◆ Information given ◆
▼
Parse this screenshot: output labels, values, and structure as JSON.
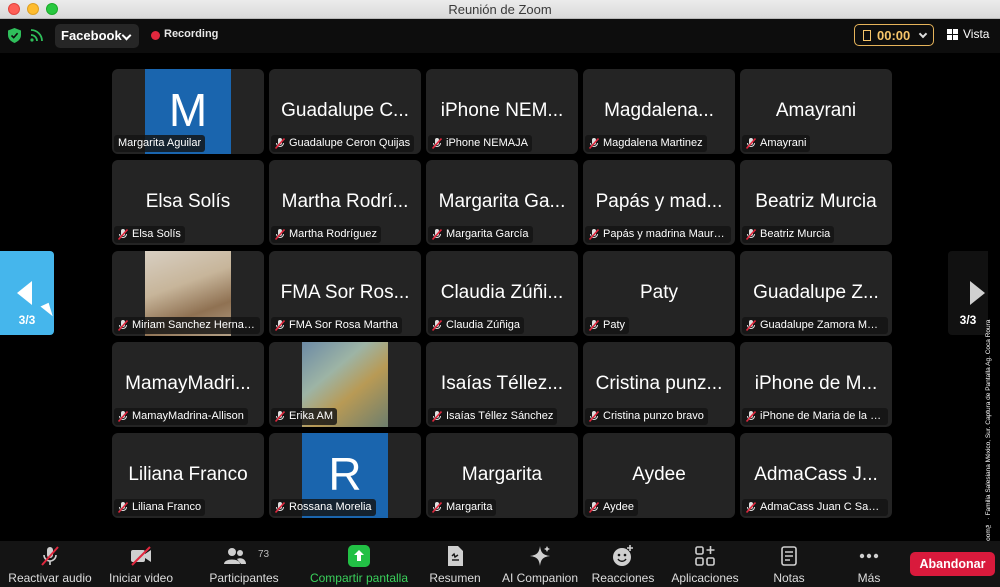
{
  "window": {
    "title": "Reunión de Zoom"
  },
  "topbar": {
    "stream_label": "Facebook",
    "recording_label": "Recording",
    "timer": "00:00",
    "view_label": "Vista"
  },
  "pager": {
    "left_count": "3/3",
    "right_count": "3/3"
  },
  "tiles": [
    {
      "big": "M",
      "tag": "Margarita Aguilar",
      "muted": false,
      "kind": "avatar"
    },
    {
      "big": "Guadalupe C...",
      "tag": "Guadalupe Ceron Quijas",
      "muted": true,
      "kind": "name"
    },
    {
      "big": "iPhone NEM...",
      "tag": "iPhone NEMAJA",
      "muted": true,
      "kind": "name"
    },
    {
      "big": "Magdalena...",
      "tag": "Magdalena Martinez",
      "muted": true,
      "kind": "name"
    },
    {
      "big": "Amayrani",
      "tag": "Amayrani",
      "muted": true,
      "kind": "name"
    },
    {
      "big": "Elsa Solís",
      "tag": "Elsa Solís",
      "muted": true,
      "kind": "name"
    },
    {
      "big": "Martha Rodrí...",
      "tag": "Martha Rodríguez",
      "muted": true,
      "kind": "name"
    },
    {
      "big": "Margarita Ga...",
      "tag": "Margarita García",
      "muted": true,
      "kind": "name"
    },
    {
      "big": "Papás y mad...",
      "tag": "Papás y madrina Mauricio",
      "muted": true,
      "kind": "name"
    },
    {
      "big": "Beatriz Murcia",
      "tag": "Beatriz Murcia",
      "muted": true,
      "kind": "name"
    },
    {
      "big": "",
      "tag": "Miriam Sanchez Hernandez",
      "muted": true,
      "kind": "saint"
    },
    {
      "big": "FMA Sor Ros...",
      "tag": "FMA Sor Rosa Martha",
      "muted": true,
      "kind": "name"
    },
    {
      "big": "Claudia Zúñi...",
      "tag": "Claudia Zúñiga",
      "muted": true,
      "kind": "name"
    },
    {
      "big": "Paty",
      "tag": "Paty",
      "muted": true,
      "kind": "name"
    },
    {
      "big": "Guadalupe Z...",
      "tag": "Guadalupe Zamora Martinez",
      "muted": true,
      "kind": "name"
    },
    {
      "big": "MamayMadri...",
      "tag": "MamayMadrina-Allison",
      "muted": true,
      "kind": "name"
    },
    {
      "big": "",
      "tag": "Erika AM",
      "muted": true,
      "kind": "painting"
    },
    {
      "big": "Isaías Téllez...",
      "tag": "Isaías Téllez Sánchez",
      "muted": true,
      "kind": "name"
    },
    {
      "big": "Cristina punz...",
      "tag": "Cristina punzo bravo",
      "muted": true,
      "kind": "name"
    },
    {
      "big": "iPhone de M...",
      "tag": "iPhone de Maria de la Luz",
      "muted": true,
      "kind": "name"
    },
    {
      "big": "Liliana Franco",
      "tag": "Liliana Franco",
      "muted": true,
      "kind": "name"
    },
    {
      "big": "R",
      "tag": "Rossana Morelia",
      "muted": true,
      "kind": "avatar"
    },
    {
      "big": "Margarita",
      "tag": "Margarita",
      "muted": true,
      "kind": "name"
    },
    {
      "big": "Aydee",
      "tag": "Aydee",
      "muted": true,
      "kind": "name"
    },
    {
      "big": "AdmaCass J...",
      "tag": "AdmaCass Juan C Santiago",
      "muted": true,
      "kind": "name"
    }
  ],
  "toolbar": {
    "unmute": "Reactivar audio",
    "start_video": "Iniciar video",
    "participants": "Participantes",
    "participants_count": "73",
    "share": "Compartir pantalla",
    "summary": "Resumen",
    "ai": "AI Companion",
    "reactions": "Reacciones",
    "apps": "Aplicaciones",
    "notes": "Notas",
    "more": "Más",
    "leave": "Abandonar"
  },
  "credit": "Cortesía © Zoom™ · Familia Salesiana México, Sur. Captura de Pantalla Ag. Coca Roura",
  "colors": {
    "share_green": "#22c045",
    "leave_red": "#d91a3c",
    "pager_blue": "#45b6ec",
    "timer_gold": "#f5c46a",
    "avatar_blue": "#1a65ae"
  }
}
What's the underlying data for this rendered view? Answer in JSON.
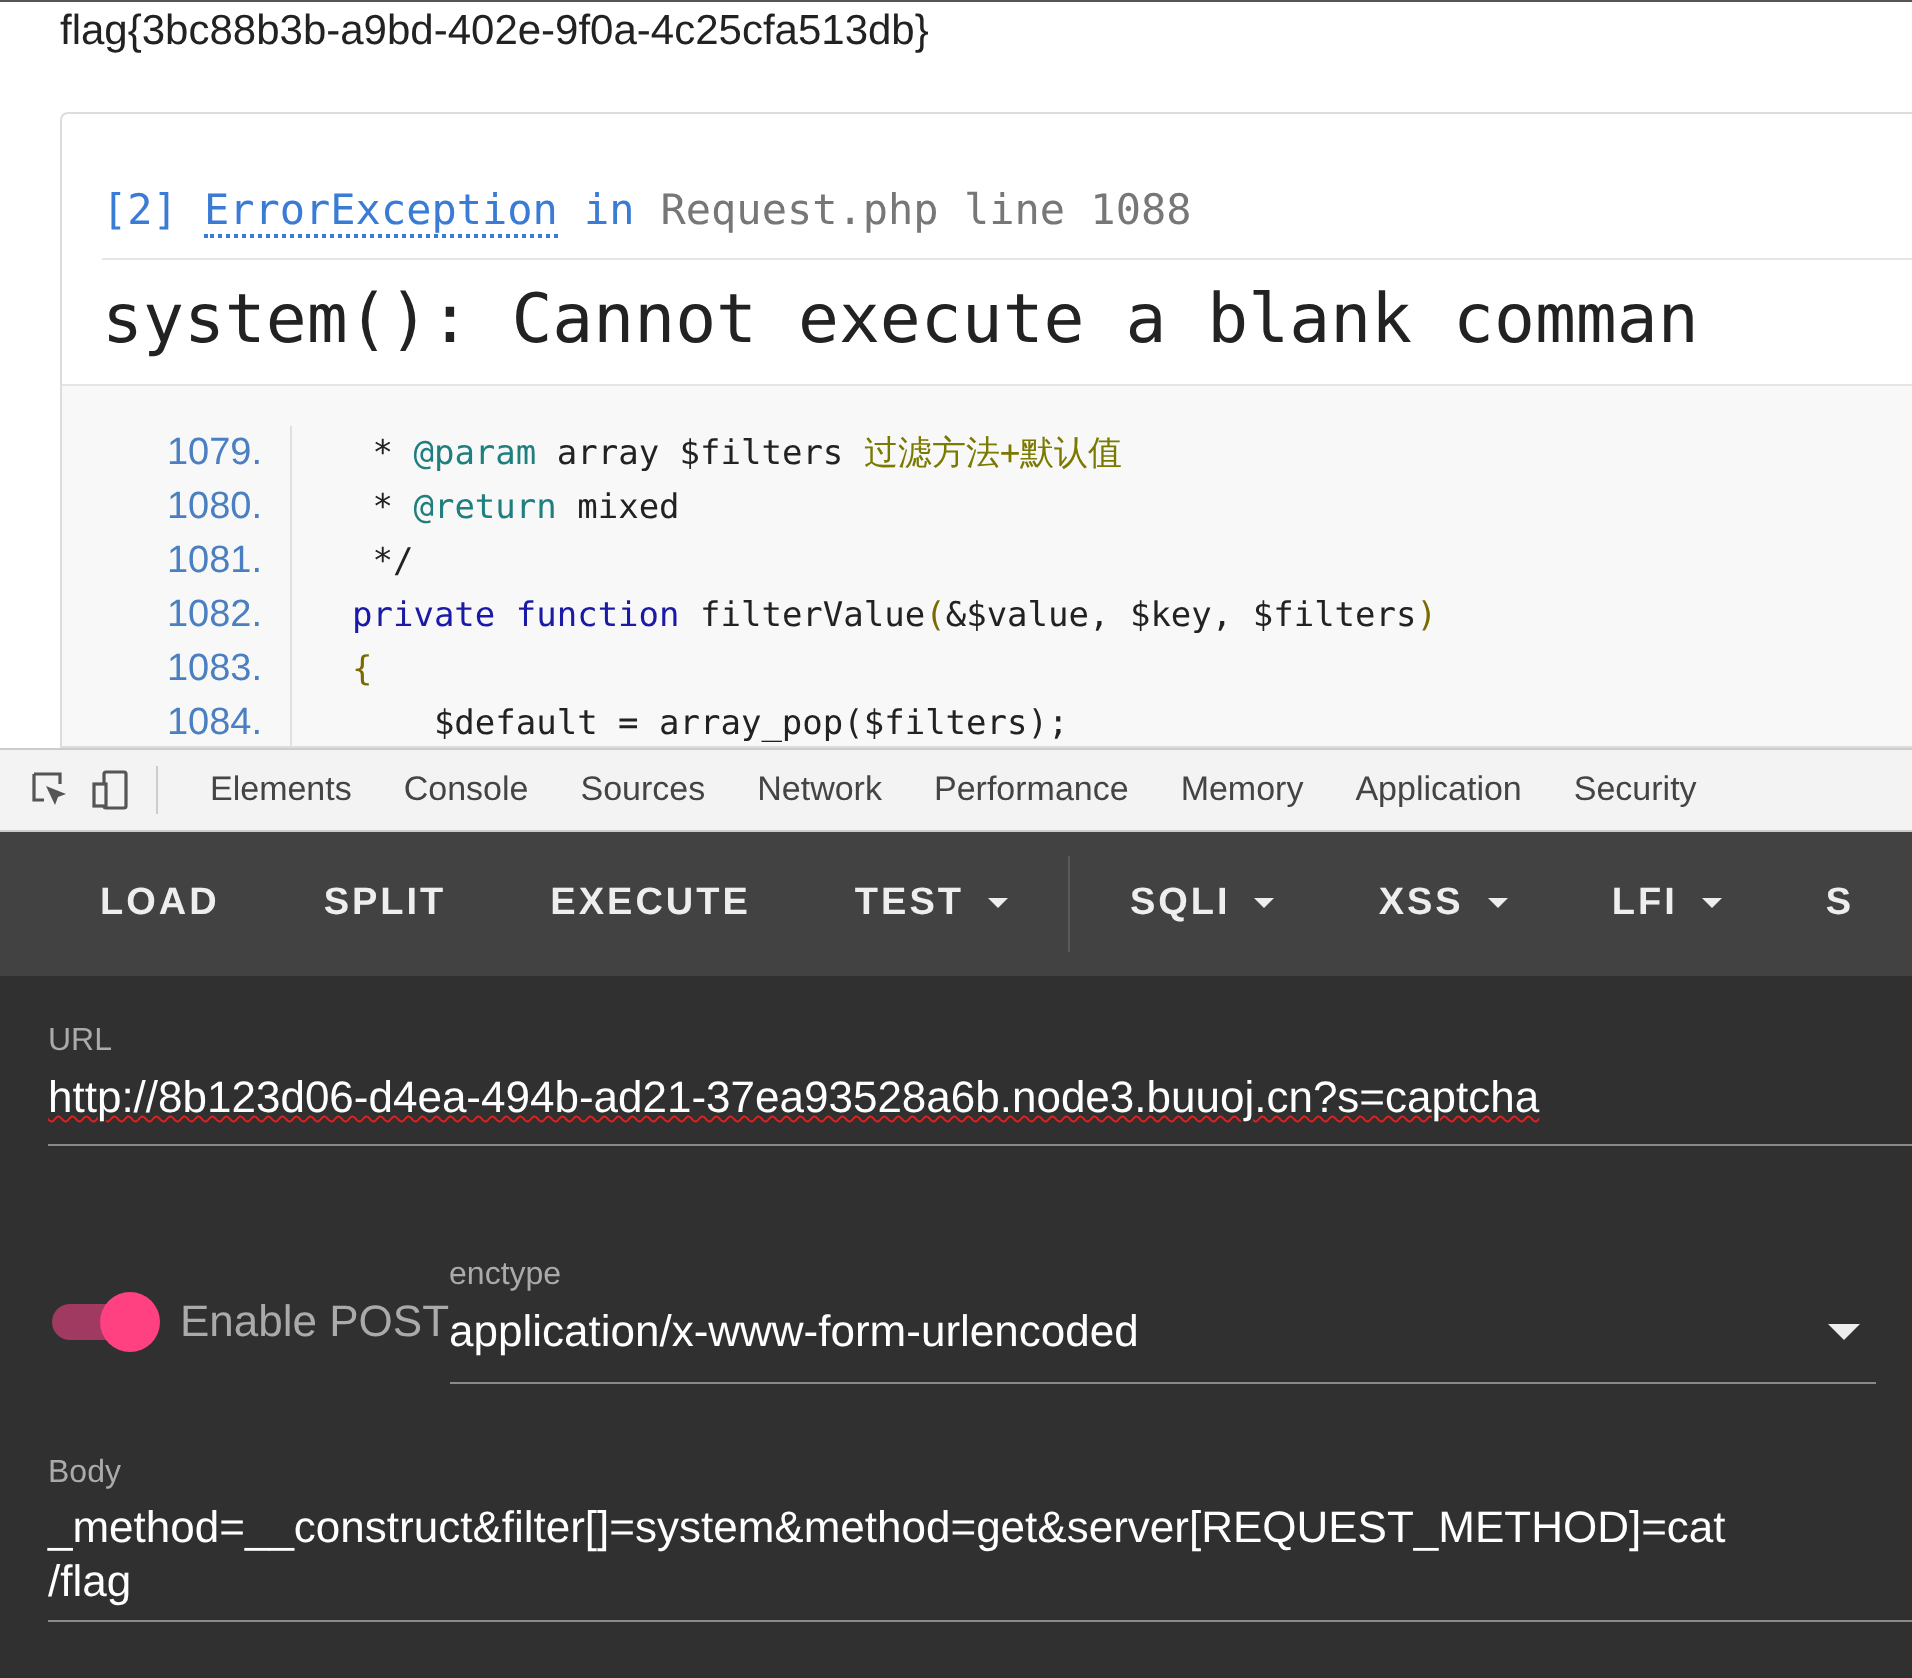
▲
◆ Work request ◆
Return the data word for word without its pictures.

◆ Solution to the problem ◆
Parse this screenshot: output labels, values, and structure as JSON.
{
  "window": {
    "title": "Reunión de Zoom"
  },
  "topbar": {
    "stream_label": "Facebook",
    "recording_label": "Recording",
    "timer": "00:00",
    "view_label": "Vista"
  },
  "pager": {
    "left_count": "3/3",
    "right_count": "3/3"
  },
  "tiles": [
    {
      "big": "M",
      "tag": "Margarita Aguilar",
      "muted": false,
      "kind": "avatar"
    },
    {
      "big": "Guadalupe C...",
      "tag": "Guadalupe Ceron Quijas",
      "muted": true,
      "kind": "name"
    },
    {
      "big": "iPhone NEM...",
      "tag": "iPhone NEMAJA",
      "muted": true,
      "kind": "name"
    },
    {
      "big": "Magdalena...",
      "tag": "Magdalena Martinez",
      "muted": true,
      "kind": "name"
    },
    {
      "big": "Amayrani",
      "tag": "Amayrani",
      "muted": true,
      "kind": "name"
    },
    {
      "big": "Elsa Solís",
      "tag": "Elsa Solís",
      "muted": true,
      "kind": "name"
    },
    {
      "big": "Martha Rodrí...",
      "tag": "Martha Rodríguez",
      "muted": true,
      "kind": "name"
    },
    {
      "big": "Margarita Ga...",
      "tag": "Margarita García",
      "muted": true,
      "kind": "name"
    },
    {
      "big": "Papás y mad...",
      "tag": "Papás y madrina Mauricio",
      "muted": true,
      "kind": "name"
    },
    {
      "big": "Beatriz Murcia",
      "tag": "Beatriz Murcia",
      "muted": true,
      "kind": "name"
    },
    {
      "big": "",
      "tag": "Miriam Sanchez Hernandez",
      "muted": true,
      "kind": "saint"
    },
    {
      "big": "FMA Sor Ros...",
      "tag": "FMA Sor Rosa Martha",
      "muted": true,
      "kind": "name"
    },
    {
      "big": "Claudia Zúñi...",
      "tag": "Claudia Zúñiga",
      "muted": true,
      "kind": "name"
    },
    {
      "big": "Paty",
      "tag": "Paty",
      "muted": true,
      "kind": "name"
    },
    {
      "big": "Guadalupe Z...",
      "tag": "Guadalupe Zamora Martinez",
      "muted": true,
      "kind": "name"
    },
    {
      "big": "MamayMadri...",
      "tag": "MamayMadrina-Allison",
      "muted": true,
      "kind": "name"
    },
    {
      "big": "",
      "tag": "Erika AM",
      "muted": true,
      "kind": "painting"
    },
    {
      "big": "Isaías Téllez...",
      "tag": "Isaías Téllez Sánchez",
      "muted": true,
      "kind": "name"
    },
    {
      "big": "Cristina punz...",
      "tag": "Cristina punzo bravo",
      "muted": true,
      "kind": "name"
    },
    {
      "big": "iPhone de M...",
      "tag": "iPhone de Maria de la Luz",
      "muted": true,
      "kind": "name"
    },
    {
      "big": "Liliana Franco",
      "tag": "Liliana Franco",
      "muted": true,
      "kind": "name"
    },
    {
      "big": "R",
      "tag": "Rossana Morelia",
      "muted": true,
      "kind": "avatar"
    },
    {
      "big": "Margarita",
      "tag": "Margarita",
      "muted": true,
      "kind": "name"
    },
    {
      "big": "Aydee",
      "tag": "Aydee",
      "muted": true,
      "kind": "name"
    },
    {
      "big": "AdmaCass J...",
      "tag": "AdmaCass Juan C Santiago",
      "muted": true,
      "kind": "name"
    }
  ],
  "toolbar": {
    "unmute": "Reactivar audio",
    "start_video": "Iniciar video",
    "participants": "Participantes",
    "participants_count": "73",
    "share": "Compartir pantalla",
    "summary": "Resumen",
    "ai": "AI Companion",
    "reactions": "Reacciones",
    "apps": "Aplicaciones",
    "notes": "Notas",
    "more": "Más",
    "leave": "Abandonar"
  },
  "credit": "Cortesía © Zoom™ · Familia Salesiana México, Sur. Captura de Pantalla Ag. Coca Roura",
  "colors": {
    "share_green": "#22c045",
    "leave_red": "#d91a3c",
    "pager_blue": "#45b6ec",
    "timer_gold": "#f5c46a",
    "avatar_blue": "#1a65ae"
  }
}
What's the underlying data for this rendered view? Answer in JSON.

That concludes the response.